The media will not be present at the launch of Isro's GSLV-F09 mission according to the personal blog of Prasad Ravindranath, a reporter from The Hindu. "Apparently, the scientists have been told not to divulge any details till the satellite is launched. And I wonder what this secrecy is all about," the blog reads. The schedule of the DD National channel for the day (PDF) also does not contain a slot for coverage of the launch. Isro usually provides a link for live coverage on the mission page, which is missing for this launch. There is no brochure for the launch as well, which contains details on the timings of the various rocket stages, as well as the separation events.

This is very unusual, as normally, the media are invited to the launch event, and the National television channel covers the launch in real time, along with pre-launch programming that provides details on the background of the satellites being launched and the launch vehicles being used. It looks like no information will be forthcoming till after the launch takes place, irrespective of whether it is a success or a failure.

India's gift to neighboring countries was initially called the SAARC satellite but, Pakistan backed out of the initiative, so it is now known as the South Asia Satellite. The initiative is Prime Minister Narendra Modi's pet project. Isro refers to the satellite as the GSat-9, and it will be launched on Isro's Geosynchronous Satellite Launch Vehicle (GSLV), known by the nickname "naughty boy." The South Asia Satellite is a communications satellite with 12 Ku band transponders. The Ku band is a portion of the electromagnetic spectrum in the microwave range of frequencies.

Sri Lanka, Bhutan, Maldives, Nepal, Bangladesh and Afghanistan are part of the initiative, and each country will have at least one dedicated transponder. Each country is responsible for coming up with the content for communication. Potentially, there can be common programming for the region broadcast through the satellite. The satellite stands to benefit the countries in early stages of economic development the most, particularly Bhutan and Maldives. The satellite costs Rs 235 crore and has an expected life span of at least 12 years.

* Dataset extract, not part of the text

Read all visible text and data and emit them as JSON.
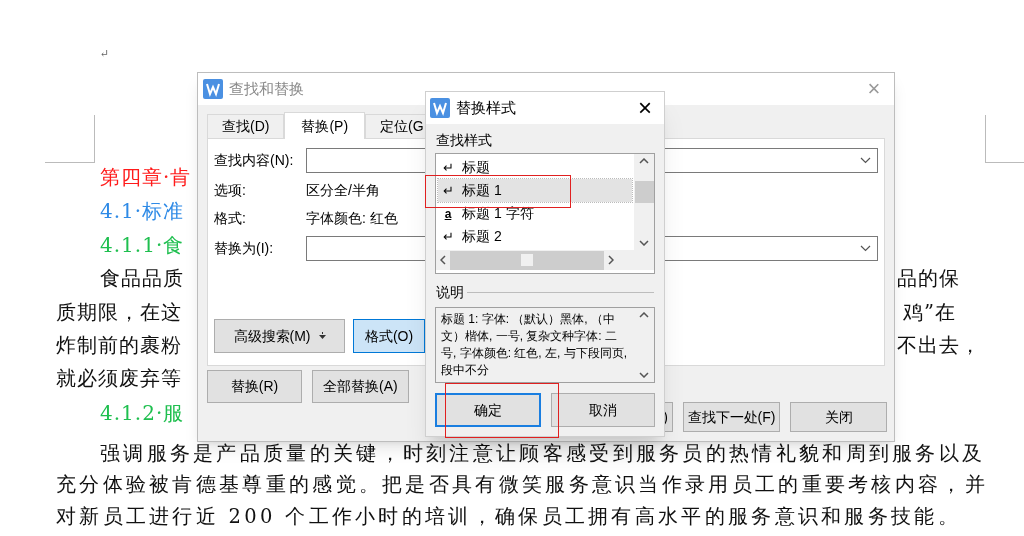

The GSat-09 has a lift off mass of 2,230 kg. The GSLV is a two ton class launch vehicle, stands 49 meters tall, has a diameter of 2.8 meters, and it weighs 416 tons at launch. There are three stages in the rocket. The first stage has a solid propellant main motor, with four strap on boosters with liquid propellant. The second stage has a single motor with liquid propellant. The third and final stage of the rocket has cryogenic fuel. The launch is scheduled to take place at 4:57 PM.


Published Date: May 05, 2017 04:31 pm | Updated Date: May 05, 2017 04:31 pm